Translating to the federal sphere, I think there are many policy successes the Libs can claim, and they have many competent men and women in their ranks. But we are now fixated on "the president". Whether this is an outgrowth of the way the media works (with their need for a talking head) I don't know - but I think we were much better served when Cabinet members were the spokespersons for their particular area of responsibility, and the PM was simply the 'chairman', the 'first among equals'.

I don't vote for Tony Abbott as he is not my federal member, but that is the way we have now set up our political system. And it's a shame.


2 tanners said...


I agree on your presidential point. Although you say that you didn't vote for Mr Abbott, he personally contradicted you this week: "Australia voted for me as PM".
Now this may be shoring up his position in a country where winning the national elections does not guarantee you a crack at the next ones. Apparently our Parliament's proclivity for knifing sitting PM'd is the source of some international bemusement.

But one can't deny the presidntial assumptions behind such a statement - perhaps a little ironic for the person who had just knighted our monarch's husband.

Winton Bates said...

When Tony Abbott claims that those who voted for Coalitions candidates were voting for him to be prime minister, he is correct, in my view. Many voters will be angry if he is deposed. At this moment he should be looking for a plausible excuse to fall on his sword.

Regarding Prince Phillip, Abbott should have been more careful not to have embroiled him in Australian politics. I write that as a republican. Prince Phillip deserves respect for his work for the Prince of Edinburgh awards etc.

Jim Belshaw said...

While I agree with and have bemoaned kvd's point about the growth of presidential style politics, I have no sympathy with voters who thought that they were choosing him as PM. That's not our system.

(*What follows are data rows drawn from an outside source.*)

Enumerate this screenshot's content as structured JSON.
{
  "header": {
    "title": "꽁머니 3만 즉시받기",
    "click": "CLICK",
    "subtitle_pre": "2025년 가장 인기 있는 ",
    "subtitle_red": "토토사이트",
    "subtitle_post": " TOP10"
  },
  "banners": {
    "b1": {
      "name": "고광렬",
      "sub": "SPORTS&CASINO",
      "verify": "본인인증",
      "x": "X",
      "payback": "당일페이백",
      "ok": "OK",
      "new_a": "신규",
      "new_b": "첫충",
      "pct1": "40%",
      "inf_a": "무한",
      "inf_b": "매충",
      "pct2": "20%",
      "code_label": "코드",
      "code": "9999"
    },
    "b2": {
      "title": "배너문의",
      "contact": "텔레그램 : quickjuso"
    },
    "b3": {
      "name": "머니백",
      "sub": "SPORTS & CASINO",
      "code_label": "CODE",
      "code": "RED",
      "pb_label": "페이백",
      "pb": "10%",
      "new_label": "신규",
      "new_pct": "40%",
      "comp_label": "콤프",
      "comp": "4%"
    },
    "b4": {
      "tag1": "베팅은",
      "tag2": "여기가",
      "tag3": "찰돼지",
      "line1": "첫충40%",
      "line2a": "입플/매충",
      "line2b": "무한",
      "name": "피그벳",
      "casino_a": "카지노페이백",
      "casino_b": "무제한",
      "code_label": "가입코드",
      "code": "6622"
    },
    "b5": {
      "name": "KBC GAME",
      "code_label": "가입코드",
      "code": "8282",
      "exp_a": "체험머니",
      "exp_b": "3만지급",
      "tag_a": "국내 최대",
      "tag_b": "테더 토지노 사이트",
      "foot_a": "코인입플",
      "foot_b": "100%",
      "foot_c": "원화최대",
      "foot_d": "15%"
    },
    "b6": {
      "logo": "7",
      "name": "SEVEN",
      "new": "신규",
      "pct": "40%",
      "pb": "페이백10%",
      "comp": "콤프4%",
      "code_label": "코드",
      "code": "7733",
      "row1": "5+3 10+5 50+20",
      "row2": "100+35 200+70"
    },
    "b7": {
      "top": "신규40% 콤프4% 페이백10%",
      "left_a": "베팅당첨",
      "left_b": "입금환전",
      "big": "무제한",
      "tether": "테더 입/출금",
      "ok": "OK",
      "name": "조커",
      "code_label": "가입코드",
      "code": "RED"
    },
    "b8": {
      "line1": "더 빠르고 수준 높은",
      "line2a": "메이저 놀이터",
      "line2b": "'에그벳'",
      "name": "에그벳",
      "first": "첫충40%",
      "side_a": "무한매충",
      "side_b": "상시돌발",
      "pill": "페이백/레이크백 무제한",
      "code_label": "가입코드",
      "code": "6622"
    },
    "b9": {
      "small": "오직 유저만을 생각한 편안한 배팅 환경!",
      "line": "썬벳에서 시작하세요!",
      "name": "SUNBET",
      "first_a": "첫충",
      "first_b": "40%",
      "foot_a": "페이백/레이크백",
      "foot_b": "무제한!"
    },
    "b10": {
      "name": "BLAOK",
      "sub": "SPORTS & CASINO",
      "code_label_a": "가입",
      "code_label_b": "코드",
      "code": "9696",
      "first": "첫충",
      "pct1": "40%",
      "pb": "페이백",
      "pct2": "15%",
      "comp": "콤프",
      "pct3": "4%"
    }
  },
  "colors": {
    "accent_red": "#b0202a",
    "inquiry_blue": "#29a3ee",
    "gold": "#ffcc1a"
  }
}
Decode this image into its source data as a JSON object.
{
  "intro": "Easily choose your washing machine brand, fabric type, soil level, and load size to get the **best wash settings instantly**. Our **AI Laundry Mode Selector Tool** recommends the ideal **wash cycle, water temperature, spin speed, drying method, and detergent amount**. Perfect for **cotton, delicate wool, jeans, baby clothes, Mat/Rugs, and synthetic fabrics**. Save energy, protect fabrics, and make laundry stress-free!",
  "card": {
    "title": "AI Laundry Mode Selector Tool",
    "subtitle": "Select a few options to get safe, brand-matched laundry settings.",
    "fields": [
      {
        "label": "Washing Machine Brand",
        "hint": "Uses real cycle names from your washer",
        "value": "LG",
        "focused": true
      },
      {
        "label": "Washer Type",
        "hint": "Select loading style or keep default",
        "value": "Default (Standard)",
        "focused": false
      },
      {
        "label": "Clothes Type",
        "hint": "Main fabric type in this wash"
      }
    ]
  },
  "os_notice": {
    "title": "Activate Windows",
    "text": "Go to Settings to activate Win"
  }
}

Now those views can affect elections. I think that was the initial case with Mr Rudd. I don't think that this is the case with Mr Abbott.

Perhaps Mr Abbott should fall on his word. But will that fix things?